The Best Game Consoles: Reviews by Wirecutter
The PlayStation 4 has a large library of games you can’t play anywhere else, and it’s the only game console that supports a virtual reality headset. It also comes with our favorite gaming controller, an easy-to-use interface, and support for both internal and external hard-drive upgrades. The PlayStation Plus subscription service provides online multiplayer and two free games a month, equivalent to what you get from the Xbox Live Gold service. Most people should get the standard PS4 model, not the PS4 Pro, unless you have a 4K TV or plan to buy one very soon.
The PS4 and Xbox One are similar enough that they get most of the same games, including titles in popular franchises like Call of Duty, Destiny, and Madden. However, each system has its own set of exclusive titles that aren’t available on any other console.
The PS4 has more top-rated exclusive titles than the Xbox One, including God of War, Uncharted 4, Bloodborne, Horizon Zero Dawn, Shadow of the Colossus, Hellblade, and NieR: Automata. Most of them are available only on the PS4, unlike the Xbox One’s exclusives, which are often available on the PC too. That makes the PS4 a better option than the Xbox One even if you already have a gaming PC. You can find Sony’s exclusive game library here.
If you plan on playing online games, get the console your friends have, because there’s no way to play multiplayer games across platforms. Both Xbox and PlayStation require a $60-per-year subscription to access even basic online functions. On the PS4, this subscription is called PlayStation Plus; on the Xbox, it’s Xbox Live Gold.
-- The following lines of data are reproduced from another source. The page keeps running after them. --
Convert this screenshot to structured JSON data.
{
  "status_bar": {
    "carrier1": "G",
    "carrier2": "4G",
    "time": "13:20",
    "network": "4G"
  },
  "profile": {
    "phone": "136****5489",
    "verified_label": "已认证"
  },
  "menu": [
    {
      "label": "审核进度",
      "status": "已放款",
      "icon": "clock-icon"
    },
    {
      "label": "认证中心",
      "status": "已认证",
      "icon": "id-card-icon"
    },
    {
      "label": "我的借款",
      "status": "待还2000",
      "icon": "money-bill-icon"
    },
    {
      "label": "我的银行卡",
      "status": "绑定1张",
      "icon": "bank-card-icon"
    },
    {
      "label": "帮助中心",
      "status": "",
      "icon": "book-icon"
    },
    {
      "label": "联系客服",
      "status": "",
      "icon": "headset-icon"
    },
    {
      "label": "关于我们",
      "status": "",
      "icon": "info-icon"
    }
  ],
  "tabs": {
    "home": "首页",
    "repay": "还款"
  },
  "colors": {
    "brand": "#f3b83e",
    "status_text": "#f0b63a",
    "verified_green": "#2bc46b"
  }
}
Like Xbox Live Gold, PS Plus gives you two free games a month (of varying quality) and special discounts on some titles during sales. You keep the free games as long as you have a PS Plus subscription, but you lose access to them if you cancel your subscription, even if you already downloaded them. With PS Plus, you also get automatic game and operating system updates, and cloud storage for saves. You do not have to pay for PS Plus to use streaming video services like Netflix or Amazon Prime. Unlike with Xbox Live Gold, you don’t need PS Plus to use the PS4’s Party Chat system to voice-chat with friends. However, the PlayStation Network service has struggled with reliability, suffering from slow downloads and downtime issues. Xbox Live is usually more stable than PSN, which is important if you play a lot of games online.
Unlike the Xbox One, the PS4 lets you experiment with virtual reality. PlayStation VR is one of our favorite VR systems, and it plays VR versions of games like The Elder Scrolls V: Skyrim, Resident Evil 7, and Doom (you can find a full list of compatible VR games here). If VR is the feature you’re most interested in, you may want to consider the PS4 Pro, because the Pro console can improve VR game performance, which we detail in a section below.
The PS4 doesn’t have backward compatibility with older generations of games, in contrast to the Xbox One, which can play most Xbox 360 discs. You can stream select PS3 and PS4 games with the PlayStation Now service, but that requires a $100-per-year subscription. It’s packed with PS3 classics like Uncharted 2 and Fallout: New Vegas, but the PS4 game selection is weak, so it’s worthwhile only if you want to play older games.
Unlike the Xbox One S, the PS4 doesn’t support 4K video (the PS4 Pro does; more on that later) but does have a respectable number of media streaming apps, including Sony’s own cable alternative, PlayStation Vue. However, we don’t recommend buying a game console for its streaming capabilities; you can find cheaper, less power-hungry media streaming devices, like the Roku Streaming Stick+, that do the job better. If you have a 4K TV and want to make the most of it, the Xbox One S or PS4 Pro is a better option. Both the PS4 and the Xbox One S can output HDR if you have a TV that supports it, but not all games support it.
On the PS4 you can stream any game to a Windows or Mac computer with your PS4 controller attached to it using Remote Play. This feature works best on your home network, but you can access it remotely as well, though we’d recommend that only for slow-paced games because remote streaming can be laggy. The Xbox One S has a similar feature, but it works only with Windows 10 and only on the same network as your Xbox One.